In the past few years we’ve seen a number of countries and governments make classification and marking of government information mandatory. The first country moving aggressively in this area was the Australian government which adopted the Australian Email Protective Marking Standard in 2005. This standard required that all email generated by federal agencies be classified and protectively marked (text in the email subject line shows the classification). The stadard included all email, not just secret or classified material. This meant that all unclassified email also had to be classified. This resulted in an email environment where all government employees could quickly understand the sensitivity of the information they were handling, resulting in less inadvertant data loss.

The UK has also moved agressively in this area in recent years. The UK Protective Marking Standard is part of the UK government’s security policy. The Protective Marking System (often referred to as the Government Protective Marking System/Scheme or GPMS) is the Government’s policy to ensure that access to information and other assets is correctly managed and safeguarded to an agreed and proportionate level throughout their lifecycle, including creation, storage, transmission and destruction. Departments and Agencies must apply the Protective Marking System and the necessary controls and technical measures as outlined in the framework. The Protective Marking System comprises five markings. In descending order of sensitivity (HMG Security Policy Framework v.3.0 Oct 09) they are: TOP SECRET, SECRET, CONFIDENTIAL, RESTRICTED and PROTECT. The term ‘UNCLASSIFIED’ or ‘NOT PROTECTIVELY MARKED’ may be used to indicate positively that a protective marking is not needed.

The US is also finalizing a Presedential Directive called Controlled Unclassified Information that would require much of the US government’s unclassified information to be protectively marked.

SharePoint can assist in the classification and marking of documents to comply with Protective Marking Standards. A custom column called Classification can be added to SharePoint document libraries and lists and the user can be forced to classify the document when they are saved or uploaded into SharePoint.

In addition to classifying the documents as they are added to SharePoint, Titus Labs provides solutions which ensure full compliance with marking standards.
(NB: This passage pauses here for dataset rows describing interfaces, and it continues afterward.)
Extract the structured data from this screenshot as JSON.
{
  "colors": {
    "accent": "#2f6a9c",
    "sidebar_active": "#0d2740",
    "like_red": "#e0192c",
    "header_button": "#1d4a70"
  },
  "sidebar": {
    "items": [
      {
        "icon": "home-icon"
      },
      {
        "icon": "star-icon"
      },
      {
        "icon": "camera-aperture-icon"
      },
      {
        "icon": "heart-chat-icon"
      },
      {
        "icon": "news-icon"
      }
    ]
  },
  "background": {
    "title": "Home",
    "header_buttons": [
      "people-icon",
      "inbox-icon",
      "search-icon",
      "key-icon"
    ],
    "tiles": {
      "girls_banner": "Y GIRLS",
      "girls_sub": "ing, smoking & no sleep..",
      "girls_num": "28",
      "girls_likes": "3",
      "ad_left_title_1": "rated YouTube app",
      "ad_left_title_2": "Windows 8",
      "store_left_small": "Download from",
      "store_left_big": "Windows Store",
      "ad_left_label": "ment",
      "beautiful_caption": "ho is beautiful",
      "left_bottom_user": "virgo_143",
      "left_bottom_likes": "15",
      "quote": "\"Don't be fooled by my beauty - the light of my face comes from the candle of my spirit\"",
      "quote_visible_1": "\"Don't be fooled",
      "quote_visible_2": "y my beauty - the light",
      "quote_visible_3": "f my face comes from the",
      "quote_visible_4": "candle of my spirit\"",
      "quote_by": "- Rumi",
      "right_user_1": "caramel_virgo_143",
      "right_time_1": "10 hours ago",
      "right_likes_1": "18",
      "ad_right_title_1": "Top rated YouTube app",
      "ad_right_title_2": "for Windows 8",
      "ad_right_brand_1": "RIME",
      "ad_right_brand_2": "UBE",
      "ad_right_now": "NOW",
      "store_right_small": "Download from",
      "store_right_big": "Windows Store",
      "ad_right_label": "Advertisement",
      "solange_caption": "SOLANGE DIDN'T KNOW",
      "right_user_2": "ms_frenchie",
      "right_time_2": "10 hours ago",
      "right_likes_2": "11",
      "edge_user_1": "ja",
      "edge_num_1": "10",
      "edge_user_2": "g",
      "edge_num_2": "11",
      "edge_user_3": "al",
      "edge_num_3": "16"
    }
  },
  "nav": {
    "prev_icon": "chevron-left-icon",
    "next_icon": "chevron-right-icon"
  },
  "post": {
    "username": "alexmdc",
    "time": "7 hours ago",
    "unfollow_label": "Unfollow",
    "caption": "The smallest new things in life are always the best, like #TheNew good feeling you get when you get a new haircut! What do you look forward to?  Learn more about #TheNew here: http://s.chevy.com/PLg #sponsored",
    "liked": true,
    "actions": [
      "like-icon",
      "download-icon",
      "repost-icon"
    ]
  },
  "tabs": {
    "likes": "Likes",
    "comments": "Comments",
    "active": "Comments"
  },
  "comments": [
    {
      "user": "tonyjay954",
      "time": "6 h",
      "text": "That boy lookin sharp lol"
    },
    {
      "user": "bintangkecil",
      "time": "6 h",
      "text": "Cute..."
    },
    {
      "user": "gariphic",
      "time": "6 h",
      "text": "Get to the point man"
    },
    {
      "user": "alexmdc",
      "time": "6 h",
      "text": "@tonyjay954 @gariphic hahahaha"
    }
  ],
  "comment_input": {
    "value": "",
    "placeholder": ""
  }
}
Titus Labs Document Marking for SharePoint solution ensures that all documents contain the required visual markings (headers and footers) clearly indicating the classification of the documents. As documents are saved or uploaded to SharePoint, the Document Marking for SharePoint solution will automatically add the require markings to the document based on the value in the classification column. For instance, if a document is classified as Confidential, the software will place a "Confidential" marking in the header and footer of the document. The software will apply markings one document at a time, or in batch if several or hundreds of documents are added to SharePoint at once. This ensures that as employees work with documents in the SharePoint environment, the documents will always contain a protective marking, even if the document is removed from SharePoint and sent via email.

Titus Labs’ Metadata Security for SharePoint product provides additional security for information stored in SharePoint based on their metadata tags. In a Protective Marking environment, information can be secured and filtered in SharePoint based on the protective marking. For example, if a document library contains some Unclassified and some Confidential information, the Metadata Security for SharePoint product can ensure that only some users will be able to see the Confidential Information. Users not cleared for Confidential material will only see the Unclassified material when they access the document library. This solutions helps government agencies comply with the requirement that access to protectively marked assets is only granted on the basis of the ‘need to know’ principle.